Career Center offers cure for job-search blues

As seniors head to graduation in May, some are nervous about finding a job.

The university Career Center suggests students do something about that.

“I always recommend students go to career fairs to practice marketing themselves and see opportunities,” said Katelyn Caragher, a consultant with the Career Center. “I recommend students meet with us once a semester to discuss goals, learn how to network and get their documents reviewed.”

The job outlook for 2023 graduates is promising. A fall survey of employers found they plan to hire 14.7% more college graduates from the class of 2023 than they did from the class of 2022. 

The survey by the National Association of Colleges and Employers found nearly half of employers rated the job market for new college graduates as “very good” to “excellent”.

“About a month ago I was feeling really lost about my impending graduation,” said Ayianna Vanique Massey, a Biology major in her last semester.  “Currently, I feel a little better about … my prospects.”

But Caragher said students cannot take anything for granted and should take advantage of existing opportunities.

“We host two [job fairs] in the fall and one in the spring,” she said. “Employers there are looking for both interns and full-time employees.” 
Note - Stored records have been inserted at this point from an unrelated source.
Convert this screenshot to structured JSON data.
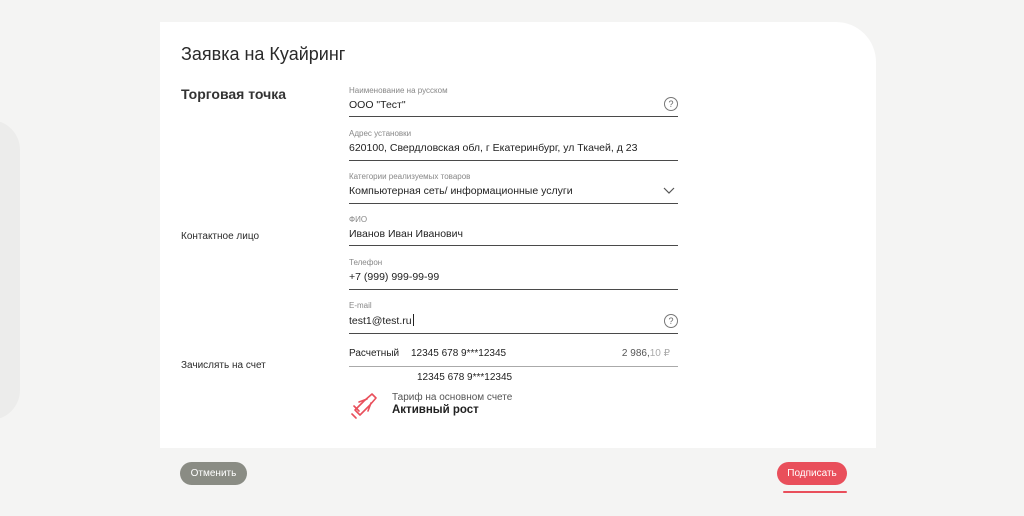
{
  "title": "Заявка на Куайринг",
  "sections": {
    "outlet": "Торговая точка",
    "contact": "Контактное лицо",
    "account": "Зачислять на счет"
  },
  "fields": {
    "name_ru": {
      "label": "Наименование на русском",
      "value": "ООО \"Тест\""
    },
    "address": {
      "label": "Адрес установки",
      "value": "620100, Свердловская обл, г Екатеринбург, ул Ткачей, д 23"
    },
    "category": {
      "label": "Категории реализуемых товаров",
      "value": "Компьютерная сеть/ информационные услуги"
    },
    "fio": {
      "label": "ФИО",
      "value": "Иванов Иван Иванович"
    },
    "phone": {
      "label": "Телефон",
      "value": "+7 (999) 999-99-99"
    },
    "email": {
      "label": "E-mail",
      "value": "test1@test.ru"
    }
  },
  "account": {
    "label": "Расчетный",
    "number": "12345 678 9***12345",
    "balance_main": "2 986,",
    "balance_kop": "10 ₽",
    "sub_number": "12345 678 9***12345"
  },
  "tariff": {
    "label": "Тариф на основном счете",
    "name": "Активный рост"
  },
  "buttons": {
    "cancel": "Отменить",
    "sign": "Подписать"
  },
  "icons": {
    "help": "?"
  },
  "colors": {
    "accent": "#e94f5b",
    "cancel": "#8a8c84"
  }
}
Handshake, a networking platform used by more than 10 million college students, last year surveyed about 1,400 recent graduates and current seniors. Half said they were worried about the economy.

PNW students have access to Handshake through the Career Center.

“What is great about Handshake is that it is geared toward college students [and] entry-level positions so the opportunities in there are what students are looking for,” said Caragher. 

The system also enables students to ask employers about job or internship details, inquire about the company’s culture or ask questions about the industry in general. 

Massey is optimistic about finding an internship.

“My uncle has a few people who work in the healthcare field, so I applied at some of their locations, [and] I’m waiting for them to contact me,” she said. “I also applied for an internship at an animal hospital.”

As a backstop, Massey said she will probably spend more time with Handshake. 

Many of the Career Center’s activities are available virtually. 

“We launched our Online Career Center [a Brightspace course under Resources] that walks through how to write a resume, make a Handshake profile, find an internship and even negotiate [a] salary,” said Caragher. “We see more students virtually than we used to. … With many of our students commuting to campus and having busy schedules a virtual appointment is the better option.”

Most important, Caragher advises students to put themselves out there.

“Make connections with your classmates, professors, clubs and the jobs/experiences you do off campus,” she said. “These connections will help you in finding a job you are enthusiastic about, and you will learn something new along the way.”